* _TASK ITEM_:
Within these entries, which lines include the string "value"? Copy each one.

***

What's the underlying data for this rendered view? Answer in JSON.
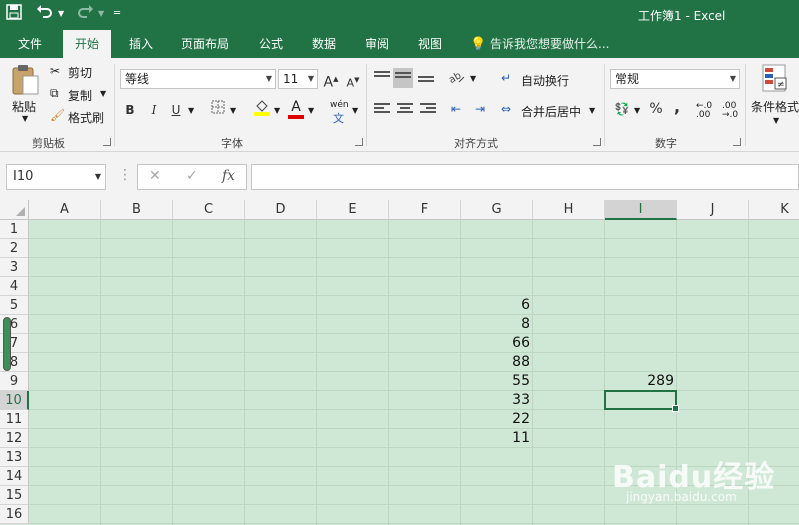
{
  "titlebar": {
    "title": "工作簿1 - Excel",
    "save_icon": "save-icon",
    "undo_icon": "undo-icon",
    "redo_icon": "redo-icon",
    "customize_icon": "customize-icon"
  },
  "tabs": [
    {
      "label": "文件"
    },
    {
      "label": "开始"
    },
    {
      "label": "插入"
    },
    {
      "label": "页面布局"
    },
    {
      "label": "公式"
    },
    {
      "label": "数据"
    },
    {
      "label": "审阅"
    },
    {
      "label": "视图"
    }
  ],
  "tellme": "告诉我您想要做什么...",
  "ribbon": {
    "clipboard": {
      "paste": "粘贴",
      "cut": "剪切",
      "copy": "复制",
      "format_painter": "格式刷",
      "label": "剪贴板"
    },
    "font": {
      "name": "等线",
      "size": "11",
      "bold": "B",
      "italic": "I",
      "underline": "U",
      "grow": "A",
      "shrink": "A",
      "fontcolor": "A",
      "phonetic": "wén",
      "label": "字体"
    },
    "alignment": {
      "wrap": "自动换行",
      "merge": "合并后居中",
      "label": "对齐方式"
    },
    "number": {
      "format": "常规",
      "percent": "%",
      "comma": ",",
      "label": "数字"
    },
    "styles": {
      "conditional": "条件格式"
    }
  },
  "formula_bar": {
    "name_box": "I10",
    "fx": "fx",
    "cancel": "✕",
    "enter": "✓"
  },
  "columns": [
    "A",
    "B",
    "C",
    "D",
    "E",
    "F",
    "G",
    "H",
    "I",
    "J",
    "K"
  ],
  "rows": [
    "1",
    "2",
    "3",
    "4",
    "5",
    "6",
    "7",
    "8",
    "9",
    "10",
    "11",
    "12",
    "13",
    "14",
    "15",
    "16"
  ],
  "cells": [
    {
      "col": "G",
      "row": "5",
      "value": "6"
    },
    {
      "col": "G",
      "row": "6",
      "value": "8"
    },
    {
      "col": "G",
      "row": "7",
      "value": "66"
    },
    {
      "col": "G",
      "row": "8",
      "value": "88"
    },
    {
      "col": "G",
      "row": "9",
      "value": "55"
    },
    {
      "col": "G",
      "row": "10",
      "value": "33"
    },
    {
      "col": "G",
      "row": "11",
      "value": "22"
    },
    {
      "col": "G",
      "row": "12",
      "value": "11"
    },
    {
      "col": "I",
      "row": "9",
      "value": "289"
    }
  ],
  "selected_cell": {
    "col": "I",
    "row": "10"
  },
  "watermark": {
    "text": "Baidu经验",
    "url": "jingyan.baidu.com"
  },
  "colors": {
    "accent": "#217346",
    "grid_bg": "#cfe8d5"
  }
}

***

* _EXERCISE RESULT_:
      "value": "6"
      "value": "8"
      "value": "66"
      "value": "88"
      "value": "55"
      "value": "33"
      "value": "22"
      "value": "11"
      "value": "289"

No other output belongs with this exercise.